There is concern among Lucerne Valley residents that the upgrade to the Lugo-Pisgah transition line will trigger a rash of applications for solar farms in the area.
Bill Lembright, a Lucerne Valley resident and president of Church of Our Lord and Savior in Lucerne Valley, said, “I object to this industrial renewable energy project proposed in one of Lucerne Valley’s rural neighborhood. This site is zoned for rural residential and is built up with neighborhood housing according to that zoning. The residents have sunk their life savings into these homes. Now wealthy outside investors are trying to make a fast buck off this tax-subsidized project while stealing the equity of these poor to moderate income landowners.”
Calling the project “immoral and despicable,” Lembright said, “The county should stop this project in its tracks. Not only will it rob these county residents of their equity, it will also dramatically lower the quality of life of these and other Lucerne Valley residents, myself, and members of our church, included. This project will also become a huge source of blowing sand and disrupt our native plants and wildlife. Water is scarce in the desert and should not be wasted on huge construction projects like this. Lucerne Valley has already insisted that the county, state, and federal government accept Tamarisk Flats as our one and only appropriate industrial renewable energy site, which will provide for our local communities’ electrical needs and allow the power we will no longer need from the state grid be used elsewhere where it is needed. Our own community microgrid will improve the quality of life in Lucerne Valley, increase property values, reduce the energy costs to our severely economically challenged residents, while freeing up what was previously our share of power off the state grid to be used where it is needed.”
Bryan Garner, a spokesman for NextEra, told the Sentinel the project would “deliver millions of property and sales tax dollars to San Bernardino County over its life and provide hundreds of construction jobs. This is a clean energy facility that will help California meet its renewable energy goals.”
Consisting of “photovoltaic panels that will track with the sun,” Garner said, “this will tie in with the energy grid and be built on previously disturbed farm land that will be repurposed for solar energy generation. This will use only a fraction of the water needed for agricultural purposes.
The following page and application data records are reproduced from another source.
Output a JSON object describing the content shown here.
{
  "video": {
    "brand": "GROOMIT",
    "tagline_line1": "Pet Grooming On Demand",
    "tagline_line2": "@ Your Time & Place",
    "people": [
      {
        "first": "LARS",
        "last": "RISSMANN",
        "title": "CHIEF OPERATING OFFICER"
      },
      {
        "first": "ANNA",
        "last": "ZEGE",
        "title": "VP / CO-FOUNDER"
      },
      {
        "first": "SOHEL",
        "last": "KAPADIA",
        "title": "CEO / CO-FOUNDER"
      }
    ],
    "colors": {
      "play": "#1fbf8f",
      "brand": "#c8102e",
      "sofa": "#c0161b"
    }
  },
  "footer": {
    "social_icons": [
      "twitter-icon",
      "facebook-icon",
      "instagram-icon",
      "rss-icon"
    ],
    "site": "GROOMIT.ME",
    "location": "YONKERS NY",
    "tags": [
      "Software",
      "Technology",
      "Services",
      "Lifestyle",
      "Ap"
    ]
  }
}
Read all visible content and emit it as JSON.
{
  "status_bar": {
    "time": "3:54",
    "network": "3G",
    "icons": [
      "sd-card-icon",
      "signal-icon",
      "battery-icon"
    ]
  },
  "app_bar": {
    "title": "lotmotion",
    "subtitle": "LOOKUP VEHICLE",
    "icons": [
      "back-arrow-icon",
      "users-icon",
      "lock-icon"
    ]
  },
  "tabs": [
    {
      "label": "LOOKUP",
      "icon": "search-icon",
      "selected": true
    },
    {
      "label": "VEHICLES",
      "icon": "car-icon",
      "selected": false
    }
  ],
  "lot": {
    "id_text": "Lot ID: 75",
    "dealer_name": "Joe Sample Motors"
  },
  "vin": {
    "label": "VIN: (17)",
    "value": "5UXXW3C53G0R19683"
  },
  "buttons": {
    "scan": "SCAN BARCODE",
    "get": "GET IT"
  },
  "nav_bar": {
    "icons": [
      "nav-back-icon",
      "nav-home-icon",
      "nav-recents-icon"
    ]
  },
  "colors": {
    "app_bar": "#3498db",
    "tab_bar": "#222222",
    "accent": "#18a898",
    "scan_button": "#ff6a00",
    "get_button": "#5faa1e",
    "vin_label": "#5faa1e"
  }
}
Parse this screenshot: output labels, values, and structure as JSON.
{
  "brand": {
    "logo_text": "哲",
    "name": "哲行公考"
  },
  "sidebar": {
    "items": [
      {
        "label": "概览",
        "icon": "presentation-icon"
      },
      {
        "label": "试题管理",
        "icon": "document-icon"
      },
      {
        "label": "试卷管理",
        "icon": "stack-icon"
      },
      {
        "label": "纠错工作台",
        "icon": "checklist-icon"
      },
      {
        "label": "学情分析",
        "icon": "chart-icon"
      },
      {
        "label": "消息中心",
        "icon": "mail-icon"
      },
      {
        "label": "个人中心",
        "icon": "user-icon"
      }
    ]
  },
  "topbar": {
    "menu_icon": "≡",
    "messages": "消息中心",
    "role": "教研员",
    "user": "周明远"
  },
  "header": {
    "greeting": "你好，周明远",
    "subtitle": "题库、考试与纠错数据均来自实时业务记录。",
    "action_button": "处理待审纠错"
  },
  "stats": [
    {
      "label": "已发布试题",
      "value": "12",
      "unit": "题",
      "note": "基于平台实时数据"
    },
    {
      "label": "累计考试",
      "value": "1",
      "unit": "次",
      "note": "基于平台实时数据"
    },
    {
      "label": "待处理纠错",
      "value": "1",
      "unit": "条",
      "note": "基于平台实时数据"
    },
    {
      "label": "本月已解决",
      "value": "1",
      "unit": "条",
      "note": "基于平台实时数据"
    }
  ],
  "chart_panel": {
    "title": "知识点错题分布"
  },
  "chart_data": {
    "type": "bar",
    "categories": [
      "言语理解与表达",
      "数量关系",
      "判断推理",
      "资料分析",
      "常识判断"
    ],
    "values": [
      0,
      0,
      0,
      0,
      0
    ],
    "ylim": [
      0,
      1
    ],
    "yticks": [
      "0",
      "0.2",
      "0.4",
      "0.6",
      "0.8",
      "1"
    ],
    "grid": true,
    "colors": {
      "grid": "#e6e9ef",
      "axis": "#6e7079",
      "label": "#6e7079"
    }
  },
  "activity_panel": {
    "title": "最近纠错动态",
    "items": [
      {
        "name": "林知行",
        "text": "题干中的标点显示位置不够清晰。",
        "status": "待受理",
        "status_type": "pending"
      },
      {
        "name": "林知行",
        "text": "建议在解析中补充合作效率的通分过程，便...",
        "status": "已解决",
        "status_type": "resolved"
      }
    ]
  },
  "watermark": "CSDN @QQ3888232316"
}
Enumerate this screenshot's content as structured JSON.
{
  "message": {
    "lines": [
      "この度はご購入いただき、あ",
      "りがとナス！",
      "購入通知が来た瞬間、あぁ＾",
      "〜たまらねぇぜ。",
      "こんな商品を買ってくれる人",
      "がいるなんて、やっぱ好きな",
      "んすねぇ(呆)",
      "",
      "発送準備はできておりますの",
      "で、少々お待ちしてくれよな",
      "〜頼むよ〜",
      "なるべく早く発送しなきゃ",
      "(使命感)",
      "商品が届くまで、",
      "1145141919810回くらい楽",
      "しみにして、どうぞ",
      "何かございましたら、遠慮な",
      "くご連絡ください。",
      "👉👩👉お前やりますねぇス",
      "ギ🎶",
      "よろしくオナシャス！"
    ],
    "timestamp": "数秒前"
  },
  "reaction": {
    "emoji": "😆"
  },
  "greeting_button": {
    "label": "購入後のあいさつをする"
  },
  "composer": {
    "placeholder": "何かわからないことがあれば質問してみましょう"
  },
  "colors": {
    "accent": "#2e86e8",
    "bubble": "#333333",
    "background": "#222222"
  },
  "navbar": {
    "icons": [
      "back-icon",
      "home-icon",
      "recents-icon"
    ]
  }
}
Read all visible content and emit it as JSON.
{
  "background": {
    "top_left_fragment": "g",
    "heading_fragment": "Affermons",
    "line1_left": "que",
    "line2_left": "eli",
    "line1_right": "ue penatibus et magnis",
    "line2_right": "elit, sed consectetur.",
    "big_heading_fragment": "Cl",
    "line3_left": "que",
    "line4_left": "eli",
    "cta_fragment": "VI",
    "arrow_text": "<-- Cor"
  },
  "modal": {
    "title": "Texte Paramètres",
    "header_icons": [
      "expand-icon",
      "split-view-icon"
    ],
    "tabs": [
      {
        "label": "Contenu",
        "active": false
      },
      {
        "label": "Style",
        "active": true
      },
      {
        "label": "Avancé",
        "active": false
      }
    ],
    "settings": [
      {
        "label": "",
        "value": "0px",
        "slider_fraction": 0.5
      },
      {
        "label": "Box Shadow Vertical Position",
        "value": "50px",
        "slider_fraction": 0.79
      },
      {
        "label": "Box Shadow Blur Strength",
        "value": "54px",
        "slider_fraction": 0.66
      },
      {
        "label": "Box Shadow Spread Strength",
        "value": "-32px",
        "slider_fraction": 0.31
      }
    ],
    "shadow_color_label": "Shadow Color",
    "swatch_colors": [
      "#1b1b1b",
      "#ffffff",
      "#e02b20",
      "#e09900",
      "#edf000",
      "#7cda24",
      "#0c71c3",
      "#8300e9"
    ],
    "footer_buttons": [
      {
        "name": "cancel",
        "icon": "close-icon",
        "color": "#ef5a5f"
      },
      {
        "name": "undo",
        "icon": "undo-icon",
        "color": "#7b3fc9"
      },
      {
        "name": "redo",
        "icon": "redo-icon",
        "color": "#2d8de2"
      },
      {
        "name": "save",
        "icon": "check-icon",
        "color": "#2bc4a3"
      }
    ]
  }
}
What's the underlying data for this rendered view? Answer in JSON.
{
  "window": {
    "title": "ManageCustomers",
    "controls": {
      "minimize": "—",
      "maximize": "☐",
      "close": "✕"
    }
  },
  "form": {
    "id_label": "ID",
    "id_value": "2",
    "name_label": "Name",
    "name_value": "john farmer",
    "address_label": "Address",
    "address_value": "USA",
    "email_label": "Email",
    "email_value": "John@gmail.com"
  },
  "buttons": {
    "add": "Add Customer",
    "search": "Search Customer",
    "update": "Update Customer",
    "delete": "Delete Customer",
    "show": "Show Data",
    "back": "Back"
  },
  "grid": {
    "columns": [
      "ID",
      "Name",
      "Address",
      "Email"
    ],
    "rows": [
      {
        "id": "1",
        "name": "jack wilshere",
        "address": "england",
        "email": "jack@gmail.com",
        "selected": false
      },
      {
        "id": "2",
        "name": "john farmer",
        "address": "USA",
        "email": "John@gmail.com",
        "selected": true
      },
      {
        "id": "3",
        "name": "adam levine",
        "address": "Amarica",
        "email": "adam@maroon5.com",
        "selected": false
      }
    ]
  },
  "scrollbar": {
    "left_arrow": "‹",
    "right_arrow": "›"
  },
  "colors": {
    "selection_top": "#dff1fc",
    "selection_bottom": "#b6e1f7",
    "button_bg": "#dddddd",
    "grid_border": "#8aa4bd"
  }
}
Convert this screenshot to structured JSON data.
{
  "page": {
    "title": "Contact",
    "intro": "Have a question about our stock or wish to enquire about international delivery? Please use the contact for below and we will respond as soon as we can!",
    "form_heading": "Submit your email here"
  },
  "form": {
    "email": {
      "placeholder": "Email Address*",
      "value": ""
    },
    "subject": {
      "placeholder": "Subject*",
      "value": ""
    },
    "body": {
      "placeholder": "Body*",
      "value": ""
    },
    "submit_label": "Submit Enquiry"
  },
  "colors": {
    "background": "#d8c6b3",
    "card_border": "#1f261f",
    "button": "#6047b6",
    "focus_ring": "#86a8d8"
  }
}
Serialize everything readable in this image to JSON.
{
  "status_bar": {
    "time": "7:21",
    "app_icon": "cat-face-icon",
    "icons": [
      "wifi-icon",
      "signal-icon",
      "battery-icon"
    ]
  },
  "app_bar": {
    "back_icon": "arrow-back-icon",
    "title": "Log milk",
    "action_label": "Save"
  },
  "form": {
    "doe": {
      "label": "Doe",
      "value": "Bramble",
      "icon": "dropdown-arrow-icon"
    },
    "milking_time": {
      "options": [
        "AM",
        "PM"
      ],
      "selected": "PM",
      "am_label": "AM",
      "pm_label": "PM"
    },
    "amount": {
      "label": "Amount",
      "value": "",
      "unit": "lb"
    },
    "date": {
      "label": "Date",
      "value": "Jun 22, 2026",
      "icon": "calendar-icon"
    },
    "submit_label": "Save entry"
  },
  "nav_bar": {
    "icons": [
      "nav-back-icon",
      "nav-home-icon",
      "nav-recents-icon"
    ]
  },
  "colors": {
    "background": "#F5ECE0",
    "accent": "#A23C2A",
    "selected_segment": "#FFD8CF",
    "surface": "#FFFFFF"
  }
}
We appreciate that people have questions but there will be a rigorous approval process and we look forward to resolving any problems with respect to any problems the project might represent and showing the benefits this project will provide.”

Leave a Reply